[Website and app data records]
+ + +

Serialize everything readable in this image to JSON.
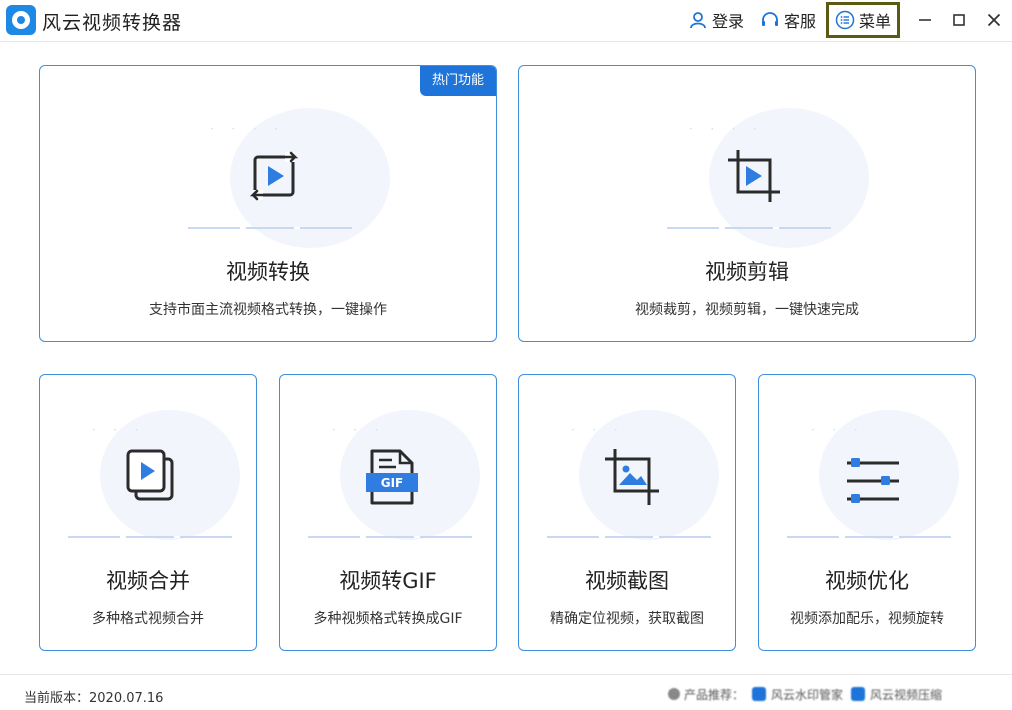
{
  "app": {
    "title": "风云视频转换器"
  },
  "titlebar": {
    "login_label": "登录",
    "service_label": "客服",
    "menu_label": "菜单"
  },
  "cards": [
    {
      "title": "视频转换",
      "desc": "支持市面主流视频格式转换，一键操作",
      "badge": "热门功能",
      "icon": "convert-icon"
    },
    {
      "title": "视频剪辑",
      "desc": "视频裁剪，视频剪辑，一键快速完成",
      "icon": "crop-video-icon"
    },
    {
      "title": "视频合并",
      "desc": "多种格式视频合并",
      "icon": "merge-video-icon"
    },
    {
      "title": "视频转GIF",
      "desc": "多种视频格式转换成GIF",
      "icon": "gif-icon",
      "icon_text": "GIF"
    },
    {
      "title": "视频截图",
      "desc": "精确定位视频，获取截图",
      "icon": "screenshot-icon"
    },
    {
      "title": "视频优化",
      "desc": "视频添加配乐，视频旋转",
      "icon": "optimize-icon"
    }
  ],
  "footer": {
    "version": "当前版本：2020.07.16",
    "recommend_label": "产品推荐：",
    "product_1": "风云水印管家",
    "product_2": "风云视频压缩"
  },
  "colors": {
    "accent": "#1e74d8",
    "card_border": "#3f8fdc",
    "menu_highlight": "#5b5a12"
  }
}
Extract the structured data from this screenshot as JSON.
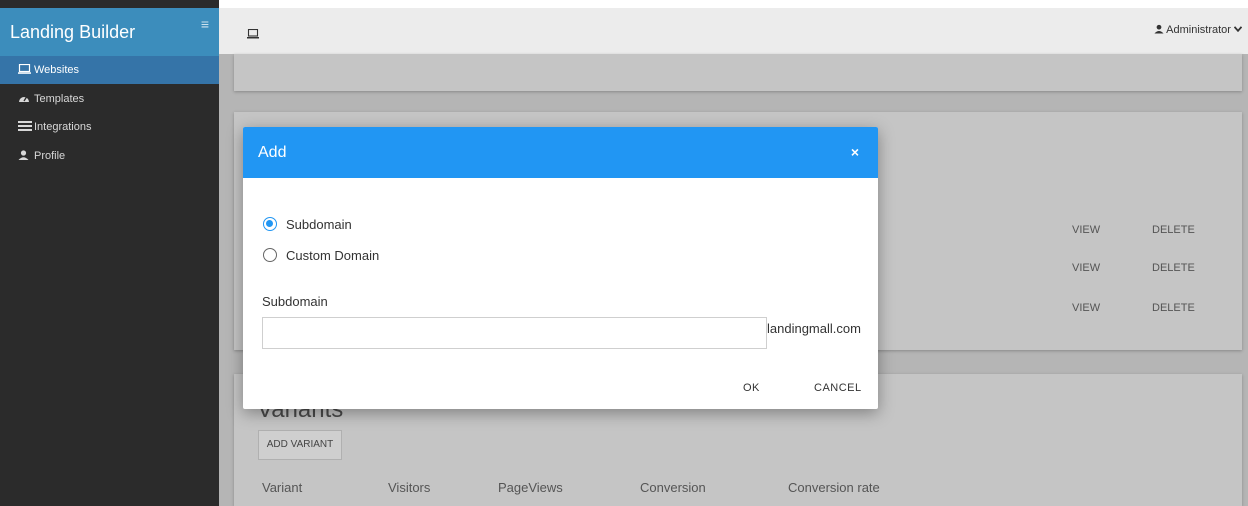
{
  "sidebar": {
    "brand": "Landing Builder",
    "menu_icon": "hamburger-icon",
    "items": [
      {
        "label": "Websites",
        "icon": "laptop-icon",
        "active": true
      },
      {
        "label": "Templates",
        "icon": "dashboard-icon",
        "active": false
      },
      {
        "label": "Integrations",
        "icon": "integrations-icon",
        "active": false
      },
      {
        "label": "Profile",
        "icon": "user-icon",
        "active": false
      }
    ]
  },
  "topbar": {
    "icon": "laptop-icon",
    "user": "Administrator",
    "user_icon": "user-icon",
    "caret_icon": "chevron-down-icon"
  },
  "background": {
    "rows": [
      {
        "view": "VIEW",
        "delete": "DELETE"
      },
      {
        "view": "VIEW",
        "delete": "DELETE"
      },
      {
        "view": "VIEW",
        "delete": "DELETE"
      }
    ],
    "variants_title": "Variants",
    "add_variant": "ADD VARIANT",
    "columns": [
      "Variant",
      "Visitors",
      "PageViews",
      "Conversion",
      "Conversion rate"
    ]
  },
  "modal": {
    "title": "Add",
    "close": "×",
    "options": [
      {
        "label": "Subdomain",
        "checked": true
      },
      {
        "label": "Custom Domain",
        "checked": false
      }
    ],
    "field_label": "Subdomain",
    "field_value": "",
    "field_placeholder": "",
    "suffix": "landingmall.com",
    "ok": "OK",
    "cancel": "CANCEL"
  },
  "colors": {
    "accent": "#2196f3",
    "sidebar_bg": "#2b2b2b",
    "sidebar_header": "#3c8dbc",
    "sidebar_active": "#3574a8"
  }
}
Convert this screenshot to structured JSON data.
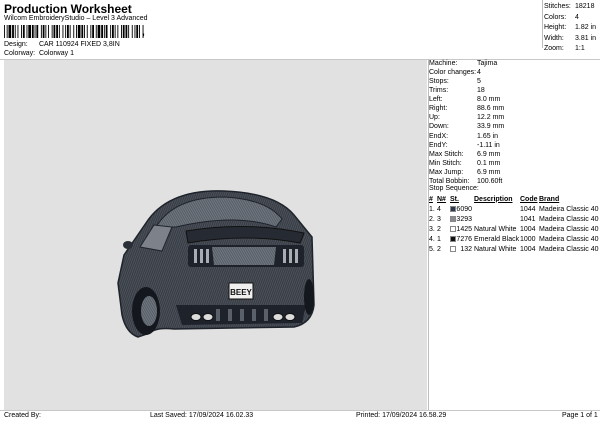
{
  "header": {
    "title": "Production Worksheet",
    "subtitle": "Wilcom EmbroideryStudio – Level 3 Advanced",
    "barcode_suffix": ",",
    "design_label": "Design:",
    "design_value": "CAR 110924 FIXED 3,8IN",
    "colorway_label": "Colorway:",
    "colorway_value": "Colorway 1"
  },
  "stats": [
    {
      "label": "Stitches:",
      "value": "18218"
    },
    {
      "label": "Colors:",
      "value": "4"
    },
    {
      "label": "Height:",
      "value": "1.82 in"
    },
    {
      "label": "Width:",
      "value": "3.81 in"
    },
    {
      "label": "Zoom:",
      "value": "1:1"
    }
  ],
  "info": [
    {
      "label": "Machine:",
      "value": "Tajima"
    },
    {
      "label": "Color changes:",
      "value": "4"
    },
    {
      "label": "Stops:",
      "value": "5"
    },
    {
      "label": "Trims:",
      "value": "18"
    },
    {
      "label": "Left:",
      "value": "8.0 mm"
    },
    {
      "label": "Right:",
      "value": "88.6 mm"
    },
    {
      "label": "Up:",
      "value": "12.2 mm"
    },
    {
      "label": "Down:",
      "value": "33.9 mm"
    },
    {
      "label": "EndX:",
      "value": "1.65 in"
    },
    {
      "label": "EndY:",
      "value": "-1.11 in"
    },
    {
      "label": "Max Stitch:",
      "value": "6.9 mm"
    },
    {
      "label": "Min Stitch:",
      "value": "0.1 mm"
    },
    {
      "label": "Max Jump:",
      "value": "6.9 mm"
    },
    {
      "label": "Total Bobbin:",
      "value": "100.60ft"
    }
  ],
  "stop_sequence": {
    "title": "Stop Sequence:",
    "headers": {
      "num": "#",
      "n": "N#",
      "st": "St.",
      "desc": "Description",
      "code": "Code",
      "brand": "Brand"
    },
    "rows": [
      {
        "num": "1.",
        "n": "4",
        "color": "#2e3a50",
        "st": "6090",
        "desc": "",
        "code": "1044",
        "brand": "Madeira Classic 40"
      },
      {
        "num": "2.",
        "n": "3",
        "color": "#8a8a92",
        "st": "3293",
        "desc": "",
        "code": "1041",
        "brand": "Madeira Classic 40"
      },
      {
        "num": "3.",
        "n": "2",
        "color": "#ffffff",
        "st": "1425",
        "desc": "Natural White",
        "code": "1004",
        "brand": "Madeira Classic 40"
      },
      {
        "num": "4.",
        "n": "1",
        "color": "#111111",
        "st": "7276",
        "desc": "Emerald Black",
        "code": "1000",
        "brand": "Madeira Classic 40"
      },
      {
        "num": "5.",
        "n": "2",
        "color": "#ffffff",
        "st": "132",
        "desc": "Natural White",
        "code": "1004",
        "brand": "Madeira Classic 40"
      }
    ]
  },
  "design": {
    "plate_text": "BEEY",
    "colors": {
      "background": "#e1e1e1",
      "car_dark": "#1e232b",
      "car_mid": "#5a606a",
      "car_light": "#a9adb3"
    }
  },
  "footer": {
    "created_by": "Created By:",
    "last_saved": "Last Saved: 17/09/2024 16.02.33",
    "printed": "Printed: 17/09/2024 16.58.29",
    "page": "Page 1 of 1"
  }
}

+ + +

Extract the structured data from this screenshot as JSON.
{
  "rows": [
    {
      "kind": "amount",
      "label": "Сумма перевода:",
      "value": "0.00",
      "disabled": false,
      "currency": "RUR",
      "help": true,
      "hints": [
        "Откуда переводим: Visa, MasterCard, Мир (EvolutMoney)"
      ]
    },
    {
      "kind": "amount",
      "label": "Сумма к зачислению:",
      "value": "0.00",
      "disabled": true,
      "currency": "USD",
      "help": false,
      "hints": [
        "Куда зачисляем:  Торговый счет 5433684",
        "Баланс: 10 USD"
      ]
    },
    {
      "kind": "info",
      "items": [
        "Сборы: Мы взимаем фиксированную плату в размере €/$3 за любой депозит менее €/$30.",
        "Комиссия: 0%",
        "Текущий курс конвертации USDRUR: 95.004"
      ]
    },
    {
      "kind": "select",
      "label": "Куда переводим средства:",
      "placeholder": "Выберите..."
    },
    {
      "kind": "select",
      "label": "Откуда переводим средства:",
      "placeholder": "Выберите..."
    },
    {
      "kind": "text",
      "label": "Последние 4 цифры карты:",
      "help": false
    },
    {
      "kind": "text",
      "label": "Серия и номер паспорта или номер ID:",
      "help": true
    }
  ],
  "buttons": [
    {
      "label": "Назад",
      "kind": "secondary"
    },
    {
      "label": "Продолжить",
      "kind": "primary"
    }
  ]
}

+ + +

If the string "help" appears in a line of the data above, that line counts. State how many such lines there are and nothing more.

Task output: 4